Count, please, the lines in the listing below that contain "JSON", and reply with the count only.

- **Records to use**
------------------------------------------------------------
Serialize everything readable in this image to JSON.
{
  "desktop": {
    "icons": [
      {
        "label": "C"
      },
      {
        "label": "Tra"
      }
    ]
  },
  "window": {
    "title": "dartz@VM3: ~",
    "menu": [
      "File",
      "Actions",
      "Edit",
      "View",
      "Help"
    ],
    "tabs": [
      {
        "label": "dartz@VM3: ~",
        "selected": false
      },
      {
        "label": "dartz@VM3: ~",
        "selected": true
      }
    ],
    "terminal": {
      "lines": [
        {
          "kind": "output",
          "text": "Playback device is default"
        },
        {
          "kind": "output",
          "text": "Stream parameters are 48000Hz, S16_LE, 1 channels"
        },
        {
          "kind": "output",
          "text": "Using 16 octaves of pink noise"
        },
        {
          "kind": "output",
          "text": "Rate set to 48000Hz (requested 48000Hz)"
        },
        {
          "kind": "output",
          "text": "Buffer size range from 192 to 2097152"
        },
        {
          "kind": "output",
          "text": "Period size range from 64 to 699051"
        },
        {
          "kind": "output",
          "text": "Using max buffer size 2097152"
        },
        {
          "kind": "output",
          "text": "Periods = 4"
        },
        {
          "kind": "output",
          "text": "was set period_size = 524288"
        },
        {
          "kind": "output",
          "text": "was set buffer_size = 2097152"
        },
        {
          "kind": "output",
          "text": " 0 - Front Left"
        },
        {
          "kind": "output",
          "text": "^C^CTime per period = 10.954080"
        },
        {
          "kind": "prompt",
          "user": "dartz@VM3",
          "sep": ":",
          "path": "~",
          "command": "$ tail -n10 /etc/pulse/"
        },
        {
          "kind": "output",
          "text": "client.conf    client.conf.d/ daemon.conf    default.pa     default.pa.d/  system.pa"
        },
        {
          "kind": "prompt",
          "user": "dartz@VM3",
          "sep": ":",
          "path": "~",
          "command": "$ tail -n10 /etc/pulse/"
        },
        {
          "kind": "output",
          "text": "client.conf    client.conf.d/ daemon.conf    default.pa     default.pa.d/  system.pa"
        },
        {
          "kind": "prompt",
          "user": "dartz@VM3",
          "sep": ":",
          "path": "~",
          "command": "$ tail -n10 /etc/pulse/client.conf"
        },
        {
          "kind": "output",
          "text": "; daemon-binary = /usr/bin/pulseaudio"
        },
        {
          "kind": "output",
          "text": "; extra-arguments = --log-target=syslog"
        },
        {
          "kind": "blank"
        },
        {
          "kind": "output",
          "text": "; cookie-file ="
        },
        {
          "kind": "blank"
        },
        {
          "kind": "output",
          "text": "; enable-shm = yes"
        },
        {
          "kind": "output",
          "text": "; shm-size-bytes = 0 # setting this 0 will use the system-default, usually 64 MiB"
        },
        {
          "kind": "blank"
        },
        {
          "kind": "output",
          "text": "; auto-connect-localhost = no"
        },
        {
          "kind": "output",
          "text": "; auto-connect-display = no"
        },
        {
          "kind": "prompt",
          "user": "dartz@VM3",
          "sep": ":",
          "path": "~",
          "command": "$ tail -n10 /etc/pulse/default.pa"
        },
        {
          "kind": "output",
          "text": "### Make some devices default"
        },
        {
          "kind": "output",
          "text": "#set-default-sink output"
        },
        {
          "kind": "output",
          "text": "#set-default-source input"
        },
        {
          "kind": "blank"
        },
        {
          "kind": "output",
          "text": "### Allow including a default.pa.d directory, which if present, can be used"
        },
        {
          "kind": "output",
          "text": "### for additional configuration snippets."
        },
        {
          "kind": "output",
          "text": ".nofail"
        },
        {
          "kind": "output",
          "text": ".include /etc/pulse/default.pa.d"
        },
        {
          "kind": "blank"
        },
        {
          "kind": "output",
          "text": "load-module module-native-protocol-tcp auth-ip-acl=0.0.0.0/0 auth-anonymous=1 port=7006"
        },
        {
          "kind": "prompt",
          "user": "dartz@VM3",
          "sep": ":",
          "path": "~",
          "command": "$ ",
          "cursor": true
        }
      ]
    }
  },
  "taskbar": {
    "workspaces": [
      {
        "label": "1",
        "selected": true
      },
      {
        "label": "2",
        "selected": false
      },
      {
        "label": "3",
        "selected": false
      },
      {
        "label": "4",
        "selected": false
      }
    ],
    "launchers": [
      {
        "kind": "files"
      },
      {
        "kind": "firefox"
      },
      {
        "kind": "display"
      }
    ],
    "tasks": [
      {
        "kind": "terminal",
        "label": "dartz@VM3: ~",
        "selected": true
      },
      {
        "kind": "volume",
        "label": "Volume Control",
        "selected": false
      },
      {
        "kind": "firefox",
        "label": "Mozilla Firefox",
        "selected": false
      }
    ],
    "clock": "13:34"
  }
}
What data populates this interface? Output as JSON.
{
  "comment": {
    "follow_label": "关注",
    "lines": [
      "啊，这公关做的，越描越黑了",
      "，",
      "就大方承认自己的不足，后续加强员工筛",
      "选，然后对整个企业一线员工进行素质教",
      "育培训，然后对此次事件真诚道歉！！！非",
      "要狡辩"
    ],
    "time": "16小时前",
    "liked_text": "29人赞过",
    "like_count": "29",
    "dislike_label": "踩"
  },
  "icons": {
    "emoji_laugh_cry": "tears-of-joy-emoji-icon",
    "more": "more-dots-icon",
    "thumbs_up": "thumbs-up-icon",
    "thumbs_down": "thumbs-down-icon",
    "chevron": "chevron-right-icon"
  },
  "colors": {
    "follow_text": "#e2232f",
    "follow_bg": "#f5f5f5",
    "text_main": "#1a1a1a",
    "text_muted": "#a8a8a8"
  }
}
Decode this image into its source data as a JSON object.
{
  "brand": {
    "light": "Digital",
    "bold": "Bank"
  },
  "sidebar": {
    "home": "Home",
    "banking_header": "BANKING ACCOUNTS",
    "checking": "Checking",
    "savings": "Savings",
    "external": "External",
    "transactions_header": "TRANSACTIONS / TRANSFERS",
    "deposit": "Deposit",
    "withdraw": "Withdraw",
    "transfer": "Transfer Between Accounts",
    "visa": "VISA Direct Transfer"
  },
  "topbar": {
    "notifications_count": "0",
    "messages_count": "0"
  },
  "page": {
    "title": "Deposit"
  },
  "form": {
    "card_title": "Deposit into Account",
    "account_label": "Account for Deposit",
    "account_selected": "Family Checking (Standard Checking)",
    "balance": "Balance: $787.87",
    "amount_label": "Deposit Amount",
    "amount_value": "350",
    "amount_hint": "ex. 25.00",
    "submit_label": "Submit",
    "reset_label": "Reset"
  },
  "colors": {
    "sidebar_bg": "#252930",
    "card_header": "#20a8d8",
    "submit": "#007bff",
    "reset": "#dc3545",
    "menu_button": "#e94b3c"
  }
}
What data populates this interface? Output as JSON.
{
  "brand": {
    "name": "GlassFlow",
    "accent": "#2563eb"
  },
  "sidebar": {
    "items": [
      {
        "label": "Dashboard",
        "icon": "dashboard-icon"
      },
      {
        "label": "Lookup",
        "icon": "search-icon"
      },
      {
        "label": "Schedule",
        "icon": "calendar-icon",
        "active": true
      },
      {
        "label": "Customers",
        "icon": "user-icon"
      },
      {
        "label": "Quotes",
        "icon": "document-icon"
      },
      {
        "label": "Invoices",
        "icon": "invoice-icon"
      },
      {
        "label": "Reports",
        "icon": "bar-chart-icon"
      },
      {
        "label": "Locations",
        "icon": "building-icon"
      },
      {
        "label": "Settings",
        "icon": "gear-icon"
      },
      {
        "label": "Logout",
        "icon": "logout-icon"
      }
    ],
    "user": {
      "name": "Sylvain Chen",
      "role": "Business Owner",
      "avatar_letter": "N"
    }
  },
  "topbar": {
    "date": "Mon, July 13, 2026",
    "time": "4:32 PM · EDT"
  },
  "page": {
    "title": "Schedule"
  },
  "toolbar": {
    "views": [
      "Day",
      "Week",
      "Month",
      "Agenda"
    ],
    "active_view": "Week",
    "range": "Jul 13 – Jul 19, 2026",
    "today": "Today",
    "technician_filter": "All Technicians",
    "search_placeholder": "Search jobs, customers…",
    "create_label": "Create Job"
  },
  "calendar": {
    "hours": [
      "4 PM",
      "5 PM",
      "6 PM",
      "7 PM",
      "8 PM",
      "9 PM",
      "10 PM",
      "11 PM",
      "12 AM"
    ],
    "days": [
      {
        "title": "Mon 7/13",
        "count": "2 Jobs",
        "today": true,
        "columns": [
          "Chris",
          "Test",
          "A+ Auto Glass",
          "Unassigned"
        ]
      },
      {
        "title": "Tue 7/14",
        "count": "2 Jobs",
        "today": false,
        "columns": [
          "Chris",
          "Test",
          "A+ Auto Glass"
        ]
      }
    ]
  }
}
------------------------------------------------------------
- **Solution**
4